Destroying breeding sites of dengue mosquitoes has proven to be the most effective and excellent way to control the spread of this deadly dengue virus. We should focus our priority on destroying aedes breeding sites at all times. The authorities should keep a sharp look out for abandoned and unmonitored construction sites and foreign workers’ settlements. These places are known to be notorious breeding grounds for dengue mosquitoes. Some experts (Virologist) suspect the dengue virus may be circulating in the highly mobile foreign workers population.
Whatever it is, we should not let our guard down on this rampaging aedes mosquitoes onslaught. Keeping our house clean and participating in gotong royong activities will go a long way to keep all of us safe from the mosquito-borne disease.

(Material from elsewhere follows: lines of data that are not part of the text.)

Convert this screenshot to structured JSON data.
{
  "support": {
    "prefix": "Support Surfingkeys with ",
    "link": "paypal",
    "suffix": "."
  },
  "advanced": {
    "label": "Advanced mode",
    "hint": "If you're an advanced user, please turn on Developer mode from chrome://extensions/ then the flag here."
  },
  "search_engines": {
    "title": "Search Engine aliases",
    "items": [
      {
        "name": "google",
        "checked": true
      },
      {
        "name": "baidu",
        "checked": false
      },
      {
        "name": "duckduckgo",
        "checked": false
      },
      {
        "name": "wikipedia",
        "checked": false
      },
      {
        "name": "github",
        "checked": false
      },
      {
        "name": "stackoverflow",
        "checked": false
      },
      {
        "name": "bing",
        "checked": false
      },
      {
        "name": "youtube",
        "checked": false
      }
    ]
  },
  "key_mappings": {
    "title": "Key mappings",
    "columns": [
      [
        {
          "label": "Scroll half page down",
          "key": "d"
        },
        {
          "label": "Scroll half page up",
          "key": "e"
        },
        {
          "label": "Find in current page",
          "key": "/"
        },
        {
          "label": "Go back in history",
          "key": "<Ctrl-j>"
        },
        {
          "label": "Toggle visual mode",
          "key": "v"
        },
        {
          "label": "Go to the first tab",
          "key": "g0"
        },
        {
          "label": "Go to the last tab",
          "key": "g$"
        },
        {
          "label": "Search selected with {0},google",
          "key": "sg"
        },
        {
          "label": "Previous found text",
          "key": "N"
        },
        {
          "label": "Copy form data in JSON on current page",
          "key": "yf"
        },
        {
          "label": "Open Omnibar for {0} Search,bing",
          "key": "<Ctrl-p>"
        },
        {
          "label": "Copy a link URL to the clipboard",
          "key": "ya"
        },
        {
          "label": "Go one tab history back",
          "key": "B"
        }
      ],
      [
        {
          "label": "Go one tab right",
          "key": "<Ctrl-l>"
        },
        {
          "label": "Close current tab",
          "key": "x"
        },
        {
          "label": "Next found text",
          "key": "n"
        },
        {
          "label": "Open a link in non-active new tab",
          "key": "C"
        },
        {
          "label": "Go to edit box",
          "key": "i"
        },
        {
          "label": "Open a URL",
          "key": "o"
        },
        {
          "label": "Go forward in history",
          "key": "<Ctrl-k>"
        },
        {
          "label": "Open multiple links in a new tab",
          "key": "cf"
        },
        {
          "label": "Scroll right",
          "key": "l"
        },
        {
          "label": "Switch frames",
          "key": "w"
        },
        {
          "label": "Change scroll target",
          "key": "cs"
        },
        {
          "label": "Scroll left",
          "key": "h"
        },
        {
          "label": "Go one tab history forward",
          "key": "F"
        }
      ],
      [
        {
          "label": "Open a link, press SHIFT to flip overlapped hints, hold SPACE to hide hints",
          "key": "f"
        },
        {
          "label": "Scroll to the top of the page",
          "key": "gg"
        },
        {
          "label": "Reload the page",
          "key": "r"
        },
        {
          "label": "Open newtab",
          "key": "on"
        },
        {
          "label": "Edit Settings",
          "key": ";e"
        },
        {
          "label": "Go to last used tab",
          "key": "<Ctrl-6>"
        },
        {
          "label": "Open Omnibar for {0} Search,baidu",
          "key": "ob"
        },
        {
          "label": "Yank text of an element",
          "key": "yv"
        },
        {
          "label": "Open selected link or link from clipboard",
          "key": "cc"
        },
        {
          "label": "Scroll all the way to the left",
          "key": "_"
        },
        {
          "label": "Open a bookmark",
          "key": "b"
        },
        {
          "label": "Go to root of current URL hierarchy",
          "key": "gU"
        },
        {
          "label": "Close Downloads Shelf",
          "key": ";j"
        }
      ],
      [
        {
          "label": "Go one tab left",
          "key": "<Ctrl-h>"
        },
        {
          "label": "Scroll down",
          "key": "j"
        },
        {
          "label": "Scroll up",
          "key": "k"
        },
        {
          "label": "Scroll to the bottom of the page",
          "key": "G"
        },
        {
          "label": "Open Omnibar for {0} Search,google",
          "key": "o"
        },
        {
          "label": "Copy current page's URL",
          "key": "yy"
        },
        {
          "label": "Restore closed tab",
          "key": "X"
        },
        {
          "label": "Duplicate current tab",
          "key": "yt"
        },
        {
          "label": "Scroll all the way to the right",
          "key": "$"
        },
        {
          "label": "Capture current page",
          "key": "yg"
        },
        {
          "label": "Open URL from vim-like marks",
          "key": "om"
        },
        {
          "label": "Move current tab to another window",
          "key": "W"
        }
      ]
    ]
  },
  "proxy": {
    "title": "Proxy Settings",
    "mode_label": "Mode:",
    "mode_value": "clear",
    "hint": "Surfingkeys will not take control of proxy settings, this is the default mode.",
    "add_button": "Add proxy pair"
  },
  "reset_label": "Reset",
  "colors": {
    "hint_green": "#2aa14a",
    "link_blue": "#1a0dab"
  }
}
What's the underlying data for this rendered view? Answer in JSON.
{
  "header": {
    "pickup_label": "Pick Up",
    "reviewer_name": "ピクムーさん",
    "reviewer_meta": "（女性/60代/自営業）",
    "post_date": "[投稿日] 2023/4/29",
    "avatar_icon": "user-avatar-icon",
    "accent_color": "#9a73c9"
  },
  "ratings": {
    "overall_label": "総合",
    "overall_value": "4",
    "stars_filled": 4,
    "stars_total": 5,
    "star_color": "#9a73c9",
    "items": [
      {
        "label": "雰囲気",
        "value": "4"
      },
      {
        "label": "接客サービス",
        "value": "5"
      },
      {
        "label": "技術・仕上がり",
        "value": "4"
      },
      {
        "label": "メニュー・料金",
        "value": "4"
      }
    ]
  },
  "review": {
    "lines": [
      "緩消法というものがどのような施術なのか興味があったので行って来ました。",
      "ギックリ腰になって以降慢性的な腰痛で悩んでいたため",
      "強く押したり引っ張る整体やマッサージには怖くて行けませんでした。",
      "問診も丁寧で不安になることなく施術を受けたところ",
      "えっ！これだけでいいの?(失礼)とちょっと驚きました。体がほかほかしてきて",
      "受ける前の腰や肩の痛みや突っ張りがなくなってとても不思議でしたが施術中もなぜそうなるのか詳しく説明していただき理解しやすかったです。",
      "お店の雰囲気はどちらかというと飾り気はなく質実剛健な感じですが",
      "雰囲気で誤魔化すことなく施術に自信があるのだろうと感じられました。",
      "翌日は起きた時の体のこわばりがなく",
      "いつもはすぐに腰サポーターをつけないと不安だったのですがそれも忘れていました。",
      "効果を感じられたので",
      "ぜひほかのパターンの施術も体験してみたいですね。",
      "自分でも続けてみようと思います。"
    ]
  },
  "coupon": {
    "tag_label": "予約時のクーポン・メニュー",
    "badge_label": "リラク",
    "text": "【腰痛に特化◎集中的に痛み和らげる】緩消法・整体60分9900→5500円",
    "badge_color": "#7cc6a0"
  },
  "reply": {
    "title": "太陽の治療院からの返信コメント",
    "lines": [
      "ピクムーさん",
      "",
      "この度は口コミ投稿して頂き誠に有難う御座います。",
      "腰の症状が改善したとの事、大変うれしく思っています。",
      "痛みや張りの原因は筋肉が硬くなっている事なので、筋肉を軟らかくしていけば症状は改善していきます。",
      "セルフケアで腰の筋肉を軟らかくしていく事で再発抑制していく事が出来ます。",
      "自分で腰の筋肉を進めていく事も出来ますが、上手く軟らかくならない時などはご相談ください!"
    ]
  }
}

Having said that, I wish to point out that gotong royong campaigns at dengue endemic areas is associated with some element of inherent risk. Sprucing and mass clearing activities especially at the mosquito resting sites/habitats inadvertently exposes one to the mosquitoes. The chances of one being bitten by a mosquito during these clearing activities is relatively high.
I have come across individuals who have participated in gotong royong activities in dengue endemic areas falling sick with dengue infection. Those participating should take the necessary safety precautions such as using mosquito repellents, etc. It is safer to do fogging first before carrying out any large-scale clearing work in dengue endemic areas. The authorities should consider reviewing the safety guidelines or SOPs for gotong royong programmes and other community-based voluntary activities that has the potential to inadvertently expose people to mosquito bites.